WORK TO COMPLETE: Answer with only the number of lines below where "type" appears.

RECORDS SUPPLIED:
========================

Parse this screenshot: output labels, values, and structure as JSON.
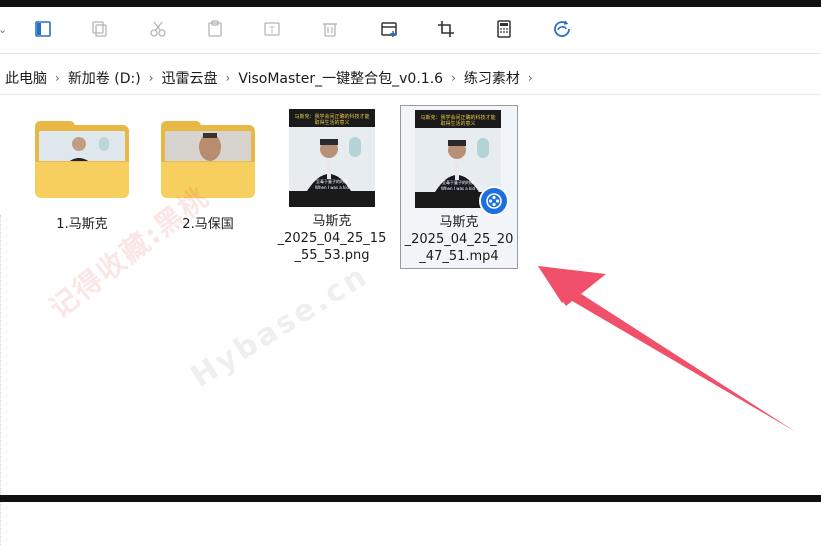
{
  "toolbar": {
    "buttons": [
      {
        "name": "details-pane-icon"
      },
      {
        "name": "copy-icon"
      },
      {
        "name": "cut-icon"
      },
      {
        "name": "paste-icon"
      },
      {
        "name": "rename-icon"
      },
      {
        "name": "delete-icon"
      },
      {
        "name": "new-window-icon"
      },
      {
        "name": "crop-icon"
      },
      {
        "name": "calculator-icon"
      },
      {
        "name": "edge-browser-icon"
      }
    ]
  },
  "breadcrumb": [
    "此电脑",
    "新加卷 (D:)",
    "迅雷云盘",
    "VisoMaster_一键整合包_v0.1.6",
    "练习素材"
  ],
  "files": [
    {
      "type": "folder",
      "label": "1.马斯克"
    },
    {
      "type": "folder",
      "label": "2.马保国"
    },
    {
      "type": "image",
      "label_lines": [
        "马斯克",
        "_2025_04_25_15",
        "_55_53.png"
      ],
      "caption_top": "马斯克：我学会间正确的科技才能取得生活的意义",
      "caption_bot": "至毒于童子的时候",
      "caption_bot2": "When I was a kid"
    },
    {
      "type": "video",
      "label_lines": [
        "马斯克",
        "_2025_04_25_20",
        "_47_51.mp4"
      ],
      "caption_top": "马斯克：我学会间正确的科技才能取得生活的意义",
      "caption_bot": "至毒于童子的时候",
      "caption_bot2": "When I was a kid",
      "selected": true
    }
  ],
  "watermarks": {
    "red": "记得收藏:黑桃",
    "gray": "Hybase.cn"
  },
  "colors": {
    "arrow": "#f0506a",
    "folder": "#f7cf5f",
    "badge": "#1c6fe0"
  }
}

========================

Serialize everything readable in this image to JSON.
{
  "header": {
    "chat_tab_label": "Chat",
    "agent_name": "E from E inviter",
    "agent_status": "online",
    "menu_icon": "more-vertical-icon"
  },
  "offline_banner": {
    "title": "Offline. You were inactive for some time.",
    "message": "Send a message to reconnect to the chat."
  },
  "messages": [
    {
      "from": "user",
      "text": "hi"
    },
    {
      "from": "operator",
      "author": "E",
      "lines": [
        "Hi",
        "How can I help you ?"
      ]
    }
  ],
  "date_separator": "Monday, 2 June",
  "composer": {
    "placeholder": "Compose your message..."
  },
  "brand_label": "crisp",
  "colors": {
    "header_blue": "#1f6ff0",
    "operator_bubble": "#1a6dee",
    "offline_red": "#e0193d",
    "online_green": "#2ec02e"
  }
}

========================

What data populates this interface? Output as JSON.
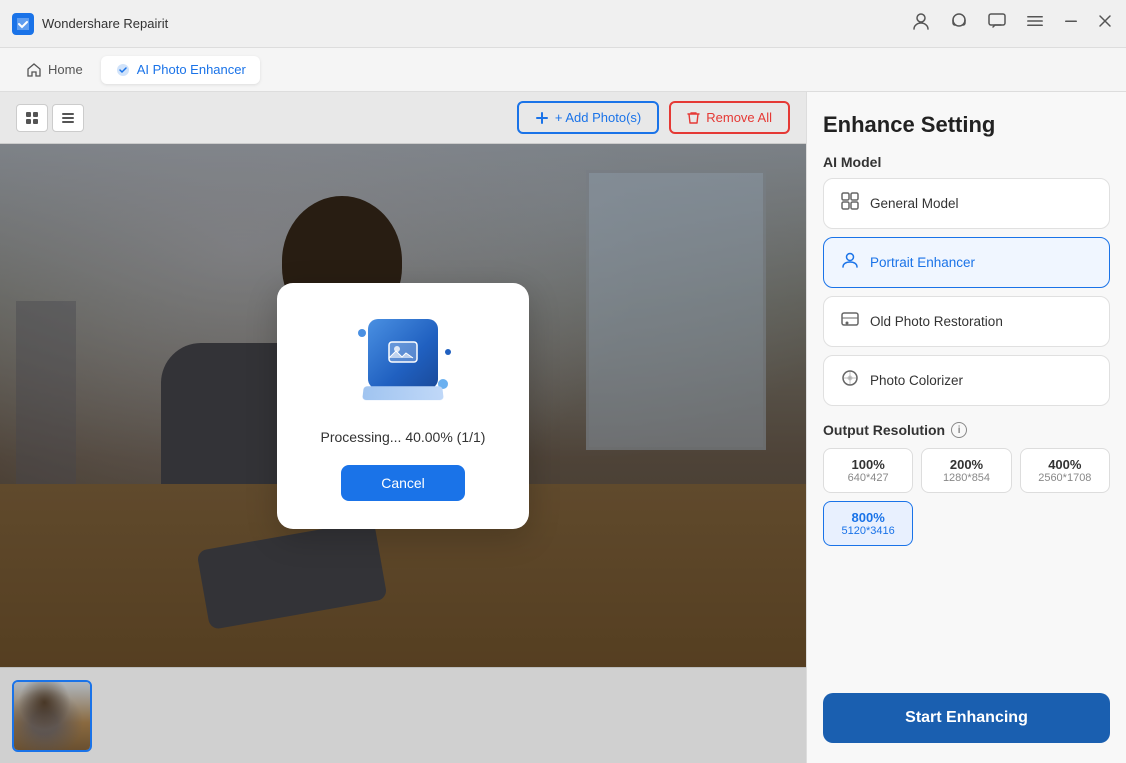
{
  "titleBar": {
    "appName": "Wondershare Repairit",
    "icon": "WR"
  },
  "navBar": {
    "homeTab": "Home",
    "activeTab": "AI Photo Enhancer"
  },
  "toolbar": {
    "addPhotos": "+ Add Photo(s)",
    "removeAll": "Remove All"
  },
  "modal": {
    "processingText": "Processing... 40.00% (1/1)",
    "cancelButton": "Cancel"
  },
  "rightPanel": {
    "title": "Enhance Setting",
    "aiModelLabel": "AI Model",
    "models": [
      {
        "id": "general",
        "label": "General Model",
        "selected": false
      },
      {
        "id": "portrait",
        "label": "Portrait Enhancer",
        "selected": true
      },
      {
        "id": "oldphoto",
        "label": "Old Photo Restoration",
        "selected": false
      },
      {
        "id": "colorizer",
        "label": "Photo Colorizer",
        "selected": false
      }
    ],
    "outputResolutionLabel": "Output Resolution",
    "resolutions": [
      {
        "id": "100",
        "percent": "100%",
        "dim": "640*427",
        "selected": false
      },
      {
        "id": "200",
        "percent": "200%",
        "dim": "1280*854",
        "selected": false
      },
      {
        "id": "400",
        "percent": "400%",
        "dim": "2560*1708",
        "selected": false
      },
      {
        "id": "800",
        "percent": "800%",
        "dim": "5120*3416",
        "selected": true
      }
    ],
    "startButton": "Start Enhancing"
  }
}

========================

EXERCISE SOLUTION: 4